● DATA TO USE
──────────

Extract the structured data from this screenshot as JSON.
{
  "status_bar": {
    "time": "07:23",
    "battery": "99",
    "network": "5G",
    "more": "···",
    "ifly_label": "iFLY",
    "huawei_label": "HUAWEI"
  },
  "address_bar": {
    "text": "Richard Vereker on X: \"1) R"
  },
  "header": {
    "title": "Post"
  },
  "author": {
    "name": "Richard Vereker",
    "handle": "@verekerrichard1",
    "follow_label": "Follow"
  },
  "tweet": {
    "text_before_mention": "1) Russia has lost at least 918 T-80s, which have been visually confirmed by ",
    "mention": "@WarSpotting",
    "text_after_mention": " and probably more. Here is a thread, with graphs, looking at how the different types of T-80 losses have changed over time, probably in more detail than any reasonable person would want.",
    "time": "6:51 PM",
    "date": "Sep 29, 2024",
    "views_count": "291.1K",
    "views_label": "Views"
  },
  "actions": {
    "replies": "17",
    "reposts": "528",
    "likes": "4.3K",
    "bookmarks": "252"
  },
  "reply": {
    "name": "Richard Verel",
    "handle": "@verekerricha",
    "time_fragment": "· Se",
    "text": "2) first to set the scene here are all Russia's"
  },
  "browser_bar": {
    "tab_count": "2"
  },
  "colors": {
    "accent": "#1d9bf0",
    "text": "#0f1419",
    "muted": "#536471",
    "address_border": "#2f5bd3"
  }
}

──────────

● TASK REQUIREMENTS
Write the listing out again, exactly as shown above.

● SOLUTION
Extract the structured data from this screenshot as JSON.
{
  "status_bar": {
    "time": "07:23",
    "battery": "99",
    "network": "5G",
    "more": "···",
    "ifly_label": "iFLY",
    "huawei_label": "HUAWEI"
  },
  "address_bar": {
    "text": "Richard Vereker on X: \"1) R"
  },
  "header": {
    "title": "Post"
  },
  "author": {
    "name": "Richard Vereker",
    "handle": "@verekerrichard1",
    "follow_label": "Follow"
  },
  "tweet": {
    "text_before_mention": "1) Russia has lost at least 918 T-80s, which have been visually confirmed by ",
    "mention": "@WarSpotting",
    "text_after_mention": " and probably more. Here is a thread, with graphs, looking at how the different types of T-80 losses have changed over time, probably in more detail than any reasonable person would want.",
    "time": "6:51 PM",
    "date": "Sep 29, 2024",
    "views_count": "291.1K",
    "views_label": "Views"
  },
  "actions": {
    "replies": "17",
    "reposts": "528",
    "likes": "4.3K",
    "bookmarks": "252"
  },
  "reply": {
    "name": "Richard Verel",
    "handle": "@verekerricha",
    "time_fragment": "· Se",
    "text": "2) first to set the scene here are all Russia's"
  },
  "browser_bar": {
    "tab_count": "2"
  },
  "colors": {
    "accent": "#1d9bf0",
    "text": "#0f1419",
    "muted": "#536471",
    "address_border": "#2f5bd3"
  }
}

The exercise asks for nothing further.